§ Directions for this task: Scan the material for the word "JSON", and copy each line where it shows up.

[Records for the task Boundary: Start]

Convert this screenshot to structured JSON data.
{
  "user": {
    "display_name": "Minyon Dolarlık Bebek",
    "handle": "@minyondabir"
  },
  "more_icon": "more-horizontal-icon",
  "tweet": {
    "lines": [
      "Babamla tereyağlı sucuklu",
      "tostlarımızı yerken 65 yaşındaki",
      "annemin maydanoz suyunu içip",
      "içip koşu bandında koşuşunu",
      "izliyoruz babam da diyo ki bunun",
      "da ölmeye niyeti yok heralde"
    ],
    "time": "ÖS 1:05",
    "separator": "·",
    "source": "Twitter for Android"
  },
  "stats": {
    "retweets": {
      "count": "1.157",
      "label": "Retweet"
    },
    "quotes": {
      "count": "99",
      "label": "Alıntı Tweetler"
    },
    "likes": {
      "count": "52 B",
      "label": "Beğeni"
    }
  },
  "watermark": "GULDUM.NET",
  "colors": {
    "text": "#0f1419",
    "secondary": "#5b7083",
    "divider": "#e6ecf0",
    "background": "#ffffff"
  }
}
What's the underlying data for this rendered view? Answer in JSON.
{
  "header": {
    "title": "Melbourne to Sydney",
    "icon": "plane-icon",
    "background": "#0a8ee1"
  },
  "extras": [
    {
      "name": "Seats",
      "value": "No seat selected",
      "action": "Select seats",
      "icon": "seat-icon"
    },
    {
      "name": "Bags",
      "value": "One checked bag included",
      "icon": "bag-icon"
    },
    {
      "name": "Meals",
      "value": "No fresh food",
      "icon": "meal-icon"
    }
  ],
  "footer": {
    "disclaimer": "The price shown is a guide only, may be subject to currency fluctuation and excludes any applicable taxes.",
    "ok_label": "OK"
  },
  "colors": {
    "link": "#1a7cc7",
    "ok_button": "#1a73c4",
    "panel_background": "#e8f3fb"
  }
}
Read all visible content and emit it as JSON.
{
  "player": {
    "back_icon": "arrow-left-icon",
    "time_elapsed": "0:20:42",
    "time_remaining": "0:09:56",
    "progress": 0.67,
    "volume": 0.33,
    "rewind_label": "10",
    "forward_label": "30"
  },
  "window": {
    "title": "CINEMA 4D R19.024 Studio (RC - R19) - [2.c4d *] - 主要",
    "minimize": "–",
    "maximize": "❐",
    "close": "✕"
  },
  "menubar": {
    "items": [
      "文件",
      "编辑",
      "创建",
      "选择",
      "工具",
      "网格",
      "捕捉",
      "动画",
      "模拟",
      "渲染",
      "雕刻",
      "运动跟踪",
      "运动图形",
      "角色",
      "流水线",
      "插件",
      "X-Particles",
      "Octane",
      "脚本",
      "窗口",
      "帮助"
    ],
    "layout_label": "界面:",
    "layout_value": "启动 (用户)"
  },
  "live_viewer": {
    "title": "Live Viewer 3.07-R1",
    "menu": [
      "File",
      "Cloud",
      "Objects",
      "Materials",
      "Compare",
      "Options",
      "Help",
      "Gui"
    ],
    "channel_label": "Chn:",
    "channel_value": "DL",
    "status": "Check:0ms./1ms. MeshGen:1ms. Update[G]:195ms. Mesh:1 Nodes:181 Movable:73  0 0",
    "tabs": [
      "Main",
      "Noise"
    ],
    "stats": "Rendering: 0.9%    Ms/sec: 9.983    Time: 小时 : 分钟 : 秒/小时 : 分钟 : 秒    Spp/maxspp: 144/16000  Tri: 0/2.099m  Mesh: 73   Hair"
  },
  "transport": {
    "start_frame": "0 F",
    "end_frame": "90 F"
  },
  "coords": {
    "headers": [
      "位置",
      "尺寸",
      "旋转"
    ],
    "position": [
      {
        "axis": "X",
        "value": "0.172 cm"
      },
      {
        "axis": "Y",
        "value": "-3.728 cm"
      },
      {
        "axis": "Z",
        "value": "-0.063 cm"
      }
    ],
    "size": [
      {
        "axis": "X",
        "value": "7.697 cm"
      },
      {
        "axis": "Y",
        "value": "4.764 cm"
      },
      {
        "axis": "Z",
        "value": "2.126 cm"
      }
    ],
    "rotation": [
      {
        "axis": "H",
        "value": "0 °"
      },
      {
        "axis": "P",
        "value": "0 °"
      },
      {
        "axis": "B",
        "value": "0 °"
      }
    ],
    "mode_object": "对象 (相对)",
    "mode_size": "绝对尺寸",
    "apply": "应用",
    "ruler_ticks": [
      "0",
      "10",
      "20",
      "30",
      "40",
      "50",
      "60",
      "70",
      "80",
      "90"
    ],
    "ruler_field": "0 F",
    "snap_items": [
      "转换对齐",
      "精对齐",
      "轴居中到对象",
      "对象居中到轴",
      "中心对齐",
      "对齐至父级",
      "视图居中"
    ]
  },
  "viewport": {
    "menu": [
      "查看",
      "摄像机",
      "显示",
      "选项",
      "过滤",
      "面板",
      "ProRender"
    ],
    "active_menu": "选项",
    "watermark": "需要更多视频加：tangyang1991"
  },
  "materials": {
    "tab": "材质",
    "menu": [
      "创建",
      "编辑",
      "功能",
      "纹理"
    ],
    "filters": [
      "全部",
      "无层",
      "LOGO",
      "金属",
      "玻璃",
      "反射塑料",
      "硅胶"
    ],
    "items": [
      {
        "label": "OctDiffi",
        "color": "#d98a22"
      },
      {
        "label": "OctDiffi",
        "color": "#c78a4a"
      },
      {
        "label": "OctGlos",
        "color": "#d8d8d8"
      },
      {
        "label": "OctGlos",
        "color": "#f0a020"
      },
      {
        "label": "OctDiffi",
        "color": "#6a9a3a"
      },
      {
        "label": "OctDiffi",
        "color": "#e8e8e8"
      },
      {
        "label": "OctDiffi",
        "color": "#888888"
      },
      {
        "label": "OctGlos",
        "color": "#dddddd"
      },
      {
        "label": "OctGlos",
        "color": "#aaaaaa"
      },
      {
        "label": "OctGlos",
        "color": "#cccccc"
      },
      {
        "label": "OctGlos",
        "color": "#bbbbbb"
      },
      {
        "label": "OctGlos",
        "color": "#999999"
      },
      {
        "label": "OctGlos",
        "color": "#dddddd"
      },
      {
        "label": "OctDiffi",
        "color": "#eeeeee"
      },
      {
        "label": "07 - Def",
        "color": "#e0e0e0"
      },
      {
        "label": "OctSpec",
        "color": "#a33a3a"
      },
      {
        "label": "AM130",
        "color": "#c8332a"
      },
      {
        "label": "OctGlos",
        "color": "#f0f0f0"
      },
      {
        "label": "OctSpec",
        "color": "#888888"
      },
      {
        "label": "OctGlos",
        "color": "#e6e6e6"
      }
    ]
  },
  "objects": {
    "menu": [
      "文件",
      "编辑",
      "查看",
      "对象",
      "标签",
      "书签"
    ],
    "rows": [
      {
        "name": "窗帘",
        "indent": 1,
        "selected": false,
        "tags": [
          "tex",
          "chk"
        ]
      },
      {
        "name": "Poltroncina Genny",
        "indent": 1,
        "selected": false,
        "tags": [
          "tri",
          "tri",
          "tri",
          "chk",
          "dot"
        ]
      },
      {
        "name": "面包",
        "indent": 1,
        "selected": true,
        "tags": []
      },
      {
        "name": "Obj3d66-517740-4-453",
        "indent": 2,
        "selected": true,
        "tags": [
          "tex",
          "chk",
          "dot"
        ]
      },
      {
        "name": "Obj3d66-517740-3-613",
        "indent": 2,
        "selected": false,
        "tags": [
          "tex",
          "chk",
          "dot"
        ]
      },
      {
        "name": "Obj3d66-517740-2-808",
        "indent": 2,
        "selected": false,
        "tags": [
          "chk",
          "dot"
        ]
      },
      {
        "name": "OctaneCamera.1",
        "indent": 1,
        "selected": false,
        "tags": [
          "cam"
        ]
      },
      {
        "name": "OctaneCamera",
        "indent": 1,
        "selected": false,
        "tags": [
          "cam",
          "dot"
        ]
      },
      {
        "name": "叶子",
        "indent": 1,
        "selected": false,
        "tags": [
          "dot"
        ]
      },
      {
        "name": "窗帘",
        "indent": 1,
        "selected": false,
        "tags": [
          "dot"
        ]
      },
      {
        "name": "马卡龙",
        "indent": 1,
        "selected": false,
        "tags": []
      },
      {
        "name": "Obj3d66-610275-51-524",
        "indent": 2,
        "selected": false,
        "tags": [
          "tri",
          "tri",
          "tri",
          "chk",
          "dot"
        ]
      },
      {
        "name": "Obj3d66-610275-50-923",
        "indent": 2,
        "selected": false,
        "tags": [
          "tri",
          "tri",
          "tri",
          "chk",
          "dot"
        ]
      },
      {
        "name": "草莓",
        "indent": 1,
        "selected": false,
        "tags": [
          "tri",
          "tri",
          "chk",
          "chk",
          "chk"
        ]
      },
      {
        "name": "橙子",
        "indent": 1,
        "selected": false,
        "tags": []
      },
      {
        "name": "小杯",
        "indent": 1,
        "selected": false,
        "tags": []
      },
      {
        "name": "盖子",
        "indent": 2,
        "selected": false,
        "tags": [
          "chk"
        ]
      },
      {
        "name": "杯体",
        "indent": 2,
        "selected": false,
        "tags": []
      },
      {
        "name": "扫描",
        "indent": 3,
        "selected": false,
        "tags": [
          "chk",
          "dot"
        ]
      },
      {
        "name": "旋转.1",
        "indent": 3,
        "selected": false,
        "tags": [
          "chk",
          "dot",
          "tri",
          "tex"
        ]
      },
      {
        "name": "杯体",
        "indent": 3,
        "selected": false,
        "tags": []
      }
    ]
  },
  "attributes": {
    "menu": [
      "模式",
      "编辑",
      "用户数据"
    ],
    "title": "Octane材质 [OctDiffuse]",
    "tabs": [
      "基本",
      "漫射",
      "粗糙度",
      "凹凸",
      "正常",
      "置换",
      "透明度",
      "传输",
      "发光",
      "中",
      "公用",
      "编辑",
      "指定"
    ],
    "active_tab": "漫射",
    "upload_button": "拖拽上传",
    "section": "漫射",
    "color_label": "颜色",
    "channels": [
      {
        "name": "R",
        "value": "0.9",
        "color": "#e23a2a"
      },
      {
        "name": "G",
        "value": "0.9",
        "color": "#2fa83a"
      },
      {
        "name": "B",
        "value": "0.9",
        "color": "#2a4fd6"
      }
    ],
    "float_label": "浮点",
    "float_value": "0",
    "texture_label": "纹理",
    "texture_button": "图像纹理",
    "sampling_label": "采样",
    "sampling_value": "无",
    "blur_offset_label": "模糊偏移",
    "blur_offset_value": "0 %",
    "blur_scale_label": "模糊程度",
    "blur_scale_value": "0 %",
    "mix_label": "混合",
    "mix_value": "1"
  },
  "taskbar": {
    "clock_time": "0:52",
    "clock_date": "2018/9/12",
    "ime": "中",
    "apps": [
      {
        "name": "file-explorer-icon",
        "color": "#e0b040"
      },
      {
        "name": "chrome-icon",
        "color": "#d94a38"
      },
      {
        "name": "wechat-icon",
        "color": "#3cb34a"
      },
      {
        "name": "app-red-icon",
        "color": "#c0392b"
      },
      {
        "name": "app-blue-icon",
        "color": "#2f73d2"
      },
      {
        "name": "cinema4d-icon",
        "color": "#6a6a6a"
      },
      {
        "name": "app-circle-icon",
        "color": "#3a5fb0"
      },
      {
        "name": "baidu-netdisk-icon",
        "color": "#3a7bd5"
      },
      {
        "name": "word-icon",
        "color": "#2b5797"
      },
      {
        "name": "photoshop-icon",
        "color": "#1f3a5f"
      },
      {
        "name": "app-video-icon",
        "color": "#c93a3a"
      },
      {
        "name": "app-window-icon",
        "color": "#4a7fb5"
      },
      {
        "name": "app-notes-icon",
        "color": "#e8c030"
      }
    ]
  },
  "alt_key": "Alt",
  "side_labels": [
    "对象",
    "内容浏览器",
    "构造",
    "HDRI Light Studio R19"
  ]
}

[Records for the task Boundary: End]

§ Solved exercise:
Convert this screenshot to structured JSON data.
What's the underlying data for this rendered view? Answer in JSON.
Read all visible content and emit it as JSON.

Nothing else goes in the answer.